The relationship of hookworm infection, anaemia and iron status in a Papua New Guinea highland population and the response to treatment with iron and mebendazole. Academic Article uri icon

abstract

  • In 345 apparently healthy Papua New Guinea male subjects, predominantly highlanders, 89% of whom were infected with hookworm (Necator americanus), there was a statistically significant inverse correlation of hookworm egg count with haemoglobin and serum ferritin level, but no significant correlation with serum albumin, folate or B12 values. A sub-group of 128 was chosen for a six-month study on the effect of treatment with the anthelmintic mebendazole and/or parenteral iron on haemoglobin and serum ferritin levels. Mebendazole-treated subjects remained worm-free and the hookworm egg counts of the controls decreased during the study period. Parenteral iron treatment had the expected effect of raising haemoglobin to a normal level. There was a statistically significant improvement in haemoglobin level in all treated groups but not in the control. Serum ferritin levels decreased significantly in all groups, but more in the control than in the treated groups, although treatment groups were not significantly different. Although probable inadequate uptake of iron by the subjects and blood donation by some subjects was apparently more detrimental to iron status than hookworm infection, the results of this study support the view that hookworm infection in this country contributes to lowered haemoglobin levels and iron status.

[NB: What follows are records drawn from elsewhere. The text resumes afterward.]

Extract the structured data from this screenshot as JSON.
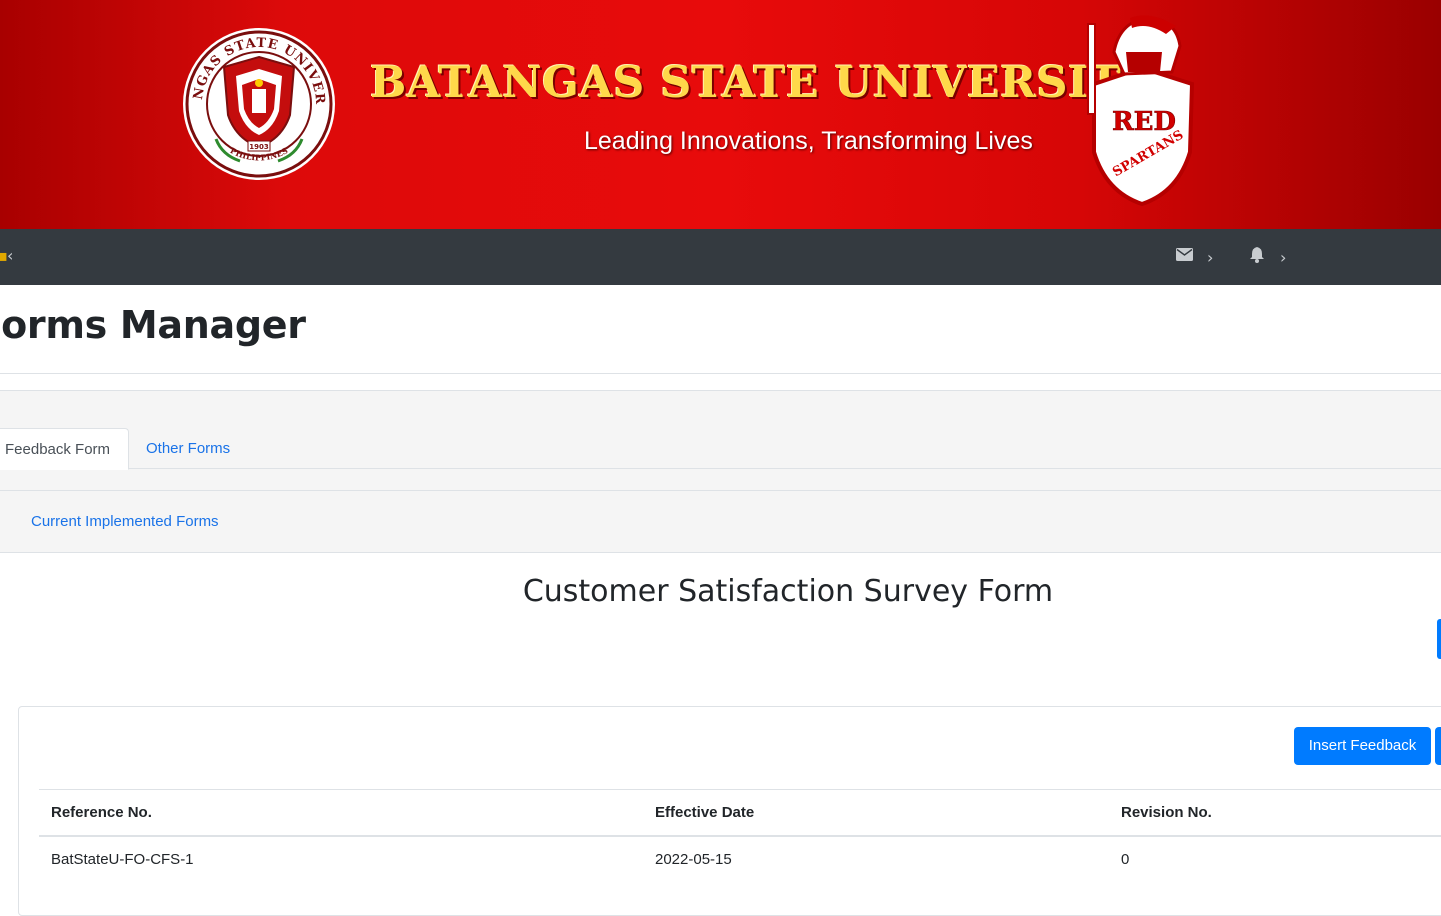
{
  "banner": {
    "title": "BATANGAS STATE UNIVERSITY",
    "tagline": "Leading Innovations, Transforming Lives",
    "seal_text_top": "BATANGAS STATE UNIVERSITY",
    "seal_text_bottom": "PHILIPPINES",
    "seal_year": "1903",
    "mascot_text_1": "RED",
    "mascot_text_2": "SPARTANS",
    "brand_red": "#e00b0b",
    "title_gold": "#ffd84a"
  },
  "navbar": {
    "left_toggle_icon": "chevron-left-icon",
    "mail_icon": "envelope-icon",
    "notification_icon": "bell-icon",
    "chevron": "›",
    "left_chevron": "‹",
    "background": "#343a40"
  },
  "page": {
    "title": "Forms Manager"
  },
  "tabs": [
    {
      "label": "Feedback Form",
      "active": true
    },
    {
      "label": "Other Forms",
      "active": false
    }
  ],
  "subnav": {
    "link": "Current Implemented Forms"
  },
  "survey": {
    "title": "Customer Satisfaction Survey Form"
  },
  "card": {
    "insert_button": "Insert Feedback",
    "table": {
      "headers": [
        "Reference No.",
        "Effective Date",
        "Revision No."
      ],
      "rows": [
        [
          "BatStateU-FO-CFS-1",
          "2022-05-15",
          "0"
        ]
      ]
    }
  },
  "colors": {
    "primary": "#007bff",
    "link": "#1a73e8"
  }
}
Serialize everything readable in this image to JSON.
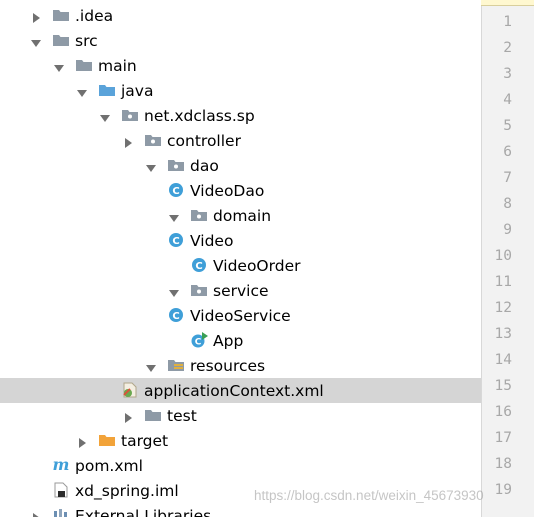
{
  "tree": {
    "rows": [
      {
        "label": ".idea",
        "icon": "folder-icon",
        "expanded": false
      },
      {
        "label": "src",
        "icon": "folder-icon",
        "expanded": true
      },
      {
        "label": "main",
        "icon": "folder-icon",
        "expanded": true
      },
      {
        "label": "java",
        "icon": "source-folder-icon",
        "expanded": true
      },
      {
        "label": "net.xdclass.sp",
        "icon": "package-icon",
        "expanded": true
      },
      {
        "label": "controller",
        "icon": "package-icon",
        "expanded": false
      },
      {
        "label": "dao",
        "icon": "package-icon",
        "expanded": true
      },
      {
        "label": "VideoDao",
        "icon": "class-icon"
      },
      {
        "label": "domain",
        "icon": "package-icon",
        "expanded": true
      },
      {
        "label": "Video",
        "icon": "class-icon"
      },
      {
        "label": "VideoOrder",
        "icon": "class-icon"
      },
      {
        "label": "service",
        "icon": "package-icon",
        "expanded": true
      },
      {
        "label": "VideoService",
        "icon": "class-icon"
      },
      {
        "label": "App",
        "icon": "main-class-icon"
      },
      {
        "label": "resources",
        "icon": "resources-folder-icon",
        "expanded": true
      },
      {
        "label": "applicationContext.xml",
        "icon": "spring-xml-icon",
        "selected": true
      },
      {
        "label": "test",
        "icon": "folder-icon",
        "expanded": false
      },
      {
        "label": "target",
        "icon": "excluded-folder-icon",
        "expanded": false
      },
      {
        "label": "pom.xml",
        "icon": "maven-icon"
      },
      {
        "label": "xd_spring.iml",
        "icon": "iml-file-icon"
      },
      {
        "label": "External Libraries",
        "icon": "libraries-icon",
        "expanded": false
      }
    ]
  },
  "gutter": {
    "line_numbers": [
      "1",
      "2",
      "3",
      "4",
      "5",
      "6",
      "7",
      "8",
      "9",
      "10",
      "11",
      "12",
      "13",
      "14",
      "15",
      "16",
      "17",
      "18",
      "19"
    ]
  },
  "watermark": "https://blog.csdn.net/weixin_45673930",
  "colors": {
    "folder": "#8e9aa6",
    "source_folder": "#5ba3d9",
    "excluded_folder": "#f2a33a",
    "class_badge": "#3f9fd8",
    "selection": "#d5d5d5",
    "arrow": "#707070"
  }
}
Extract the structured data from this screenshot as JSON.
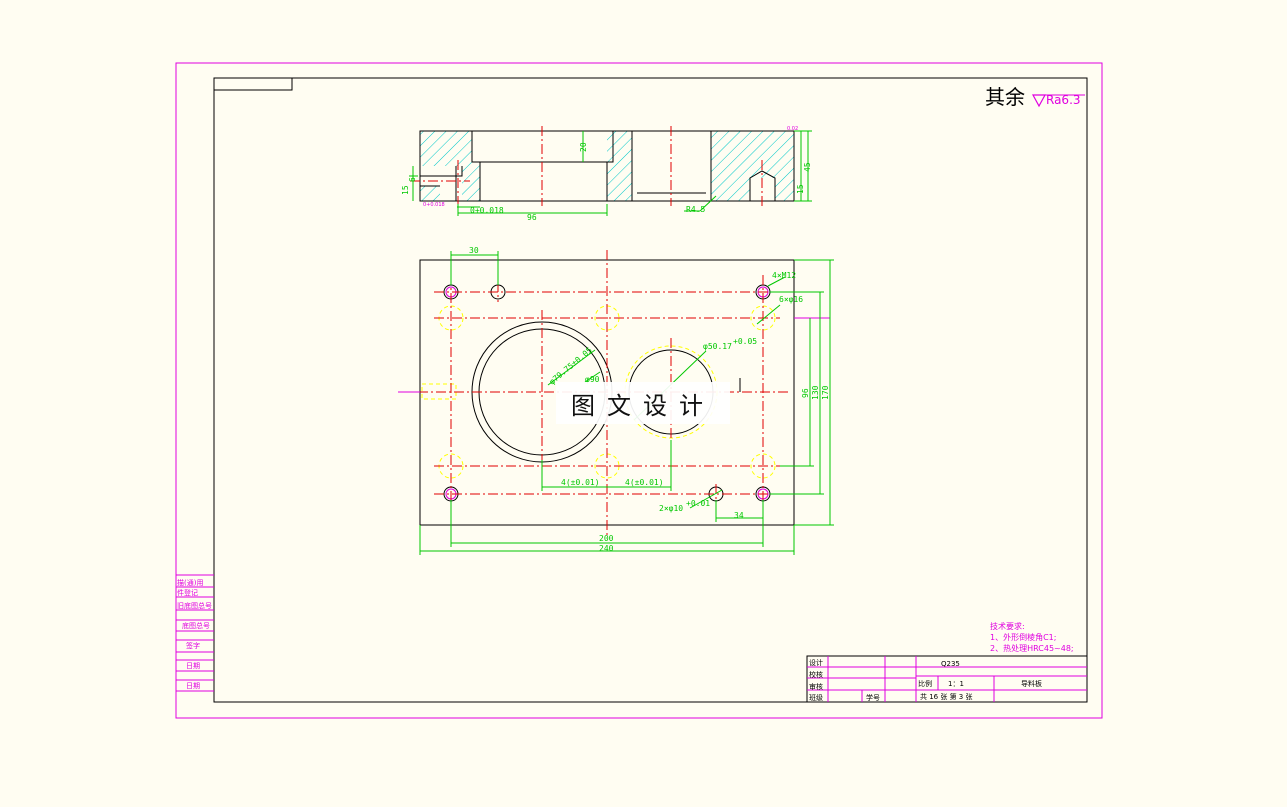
{
  "surface_note": {
    "prefix": "其余",
    "roughness": "Ra6.3"
  },
  "dims_section": {
    "d20": "20",
    "d45": "45",
    "d15r": "15",
    "d15l": "15",
    "d6": "6",
    "d96": "96",
    "r45": "R4.5",
    "phi6": "φ6",
    "tol018": "0+0.018",
    "tol_small": "0+0.018",
    "top_small": "0.02"
  },
  "dims_plan": {
    "d30": "30",
    "holes_m12": "4×M12",
    "holes_16": "6×φ16",
    "bore_5017": "φ50.17",
    "tol_05": "+0.05",
    "bore_79": "φ79.75±0.05",
    "bore_90": "φ90",
    "pos_left": "4(±0.01)",
    "pos_right": "4(±0.01)",
    "pins": "2×φ10",
    "pins_tol": "+0.01",
    "d34": "34",
    "d200": "200",
    "d240": "240",
    "d96": "96",
    "d130": "130",
    "d170": "170"
  },
  "watermark": "图文设计",
  "tech_req": {
    "title": "技术要求:",
    "line1": "1、外形倒棱角C1;",
    "line2": "2、热处理HRC45~48;"
  },
  "title_block": {
    "design": "设计",
    "check": "校核",
    "review": "审核",
    "class": "班级",
    "student_id": "学号",
    "material": "Q235",
    "scale_label": "比例",
    "scale_value": "1：1",
    "part_name": "导料板",
    "sheet": "共 16 张  第 3 张"
  },
  "side_labels": [
    "描(通)用",
    "件登记",
    "旧底图总号",
    "底图总号",
    "签字",
    "日期",
    "日期"
  ]
}
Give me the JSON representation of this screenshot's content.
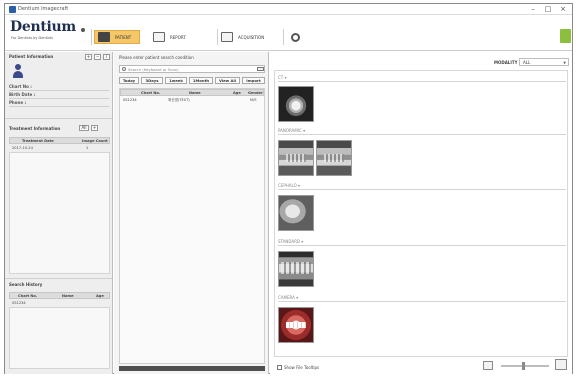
{
  "window": {
    "title": "Dentium Imagecraft",
    "controls": {
      "minimize": "–",
      "maximize": "□",
      "close": "×"
    }
  },
  "header": {
    "logo": "Dentium",
    "tagline": "For Dentists by Dentists",
    "tabs": [
      {
        "label": "PATIENT",
        "icon": "patient-icon",
        "active": true
      },
      {
        "label": "REPORT",
        "icon": "report-icon",
        "active": false
      },
      {
        "label": "ACQUISITION",
        "icon": "acquisition-icon",
        "active": false
      }
    ],
    "settings_icon": "gear-icon",
    "exit_icon": "exit-icon"
  },
  "patient_info": {
    "title": "Patient Information",
    "buttons": [
      "+",
      "−",
      "/"
    ],
    "fields": [
      "Chart No :",
      "Birth Date :",
      "Phone :"
    ]
  },
  "treatment": {
    "title": "Treatment Information",
    "buttons": [
      "All",
      "+"
    ],
    "columns": [
      "Treatment Date",
      "Image Count"
    ],
    "rows": [
      {
        "date": "2017-10-24",
        "count": "1"
      }
    ]
  },
  "search_history": {
    "title": "Search History",
    "columns": [
      "Chart No.",
      "Name",
      "Age"
    ],
    "rows": [
      {
        "chart": "SS1234",
        "name": "",
        "age": ""
      }
    ]
  },
  "search": {
    "hint": "Please enter patient search condition",
    "placeholder": "Search (Keyboard or Scan)",
    "filters": [
      "Today",
      "3Days",
      "1week",
      "1Month",
      "View All",
      "Import"
    ],
    "columns": [
      "Chart No.",
      "Name",
      "Age",
      "Gender"
    ],
    "results": [
      {
        "chart": "SS1234",
        "name": "최신영(TEST)",
        "age": "",
        "gender": "M/S"
      }
    ]
  },
  "viewer": {
    "modality_label": "MODALITY",
    "modality_value": "ALL",
    "sections": [
      {
        "label": "CT",
        "thumbs": 1
      },
      {
        "label": "PANORAMIC",
        "thumbs": 2
      },
      {
        "label": "CEPHALO",
        "thumbs": 1
      },
      {
        "label": "STANDARD",
        "thumbs": 1
      },
      {
        "label": "CAMERA",
        "thumbs": 1
      }
    ],
    "show_file_tooltips": "Show File Tooltips"
  }
}
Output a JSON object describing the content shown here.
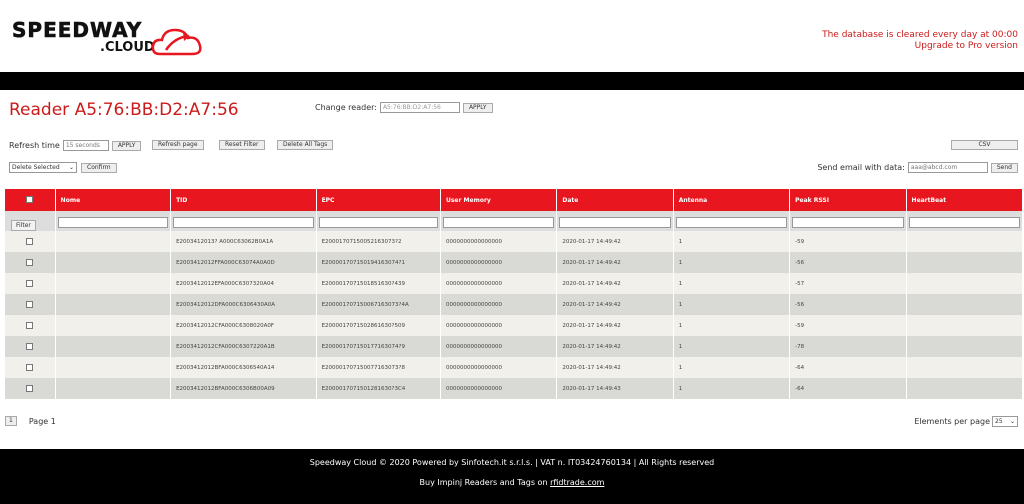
{
  "header": {
    "logo_word1": "SPEEDWAY",
    "logo_word2": ".CLOUD",
    "notice": "The database is cleared every day at 00:00",
    "upgrade": "Upgrade to Pro version"
  },
  "reader": {
    "title": "Reader A5:76:BB:D2:A7:56",
    "change_label": "Change reader:",
    "change_value": "A5:76:BB:D2:A7:56",
    "apply_label": "APPLY"
  },
  "controls": {
    "refresh_label": "Refresh time",
    "refresh_value": "15 seconds",
    "refresh_apply": "APPLY",
    "refresh_page": "Refresh page",
    "reset_filter": "Reset Filter",
    "delete_all": "Delete All Tags",
    "csv": "CSV",
    "delete_selected": "Delete Selected",
    "confirm": "Confirm",
    "send_label": "Send email with data:",
    "send_placeholder": "aaa@abcd.com",
    "send_button": "Send"
  },
  "table": {
    "columns": [
      "Nome",
      "TID",
      "EPC",
      "User Memory",
      "Date",
      "Antenna",
      "Peak RSSI",
      "HeartBeat"
    ],
    "filter_label": "Filter",
    "rows": [
      {
        "nome": "",
        "tid": "E2003412013? A000C63062B0A1A",
        "epc": "E20001707150052163073?2",
        "mem": "0000000000000000",
        "date": "2020-01-17 14:49:42",
        "antenna": "1",
        "rssi": "-59",
        "hb": ""
      },
      {
        "nome": "",
        "tid": "E2003412012FFA000C63074A0A0D",
        "epc": "E200001707150194163074?1",
        "mem": "0000000000000000",
        "date": "2020-01-17 14:49:42",
        "antenna": "1",
        "rssi": "-56",
        "hb": ""
      },
      {
        "nome": "",
        "tid": "E2003412012EFA000C6307320A04",
        "epc": "E2000017071501851630?439",
        "mem": "0000000000000000",
        "date": "2020-01-17 14:49:42",
        "antenna": "1",
        "rssi": "-57",
        "hb": ""
      },
      {
        "nome": "",
        "tid": "E2003412012DFA000C6306430A0A",
        "epc": "E200001707150067163073?4A",
        "mem": "0000000000000000",
        "date": "2020-01-17 14:49:42",
        "antenna": "1",
        "rssi": "-56",
        "hb": ""
      },
      {
        "nome": "",
        "tid": "E2003412012CFA000C6308020A0F",
        "epc": "E2000017071502861630?509",
        "mem": "0000000000000000",
        "date": "2020-01-17 14:49:42",
        "antenna": "1",
        "rssi": "-59",
        "hb": ""
      },
      {
        "nome": "",
        "tid": "E2003412012CFA000C6307220A1B",
        "epc": "E200001707150177163074?9",
        "mem": "0000000000000000",
        "date": "2020-01-17 14:49:42",
        "antenna": "1",
        "rssi": "-78",
        "hb": ""
      },
      {
        "nome": "",
        "tid": "E2003412012BFA000C6306540A14",
        "epc": "E200001707150077163073?8",
        "mem": "0000000000000000",
        "date": "2020-01-17 14:49:42",
        "antenna": "1",
        "rssi": "-64",
        "hb": ""
      },
      {
        "nome": "",
        "tid": "E2003412012BFA000C6306B00A09",
        "epc": "E2000017071501281630?3C4",
        "mem": "0000000000000000",
        "date": "2020-01-17 14:49:43",
        "antenna": "1",
        "rssi": "-64",
        "hb": ""
      }
    ]
  },
  "pagination": {
    "page_number": "1",
    "page_label": "Page 1",
    "elements_label": "Elements per page",
    "elements_value": "25"
  },
  "footer": {
    "line1": "Speedway Cloud © 2020 Powered by Sinfotech.it s.r.l.s. | VAT n. IT03424760134 | All Rights reserved",
    "line2_prefix": "Buy Impinj Readers and Tags on ",
    "line2_link": "rfidtrade.com"
  },
  "colors": {
    "accent": "#e8171f",
    "title_red": "#cc1a1a"
  }
}
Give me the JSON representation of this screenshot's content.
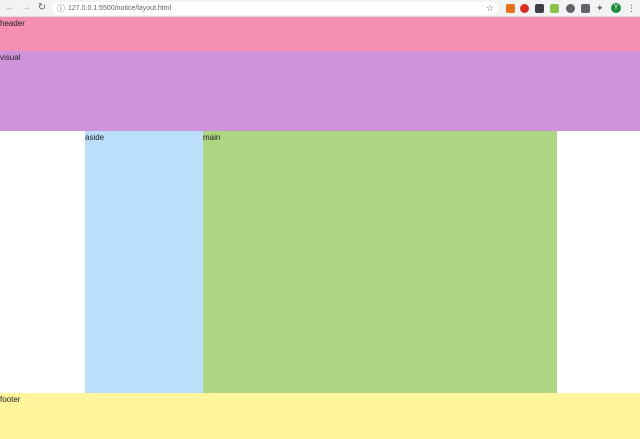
{
  "browser": {
    "back_icon": "arrow-left-icon",
    "forward_icon": "arrow-right-icon",
    "reload_icon": "reload-icon",
    "url": "127.0.0.1:5500/notice/layout.html",
    "avatar_initial": "Y"
  },
  "page": {
    "header_label": "header",
    "visual_label": "visual",
    "aside_label": "aside",
    "main_label": "main",
    "footer_label": "footer"
  },
  "colors": {
    "header": "#f48fb1",
    "visual": "#ce93d8",
    "aside": "#bbdefb",
    "main": "#aed581",
    "footer": "#fff59d"
  }
}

authors

  • Shield, JM
  • Vaterlaws, AL
  • Kimber, RJ
  • Payne, R
  • Casey, GJ
  • Blunden, RW
  • Kutkaite, D

publication date

  • March 1, 1981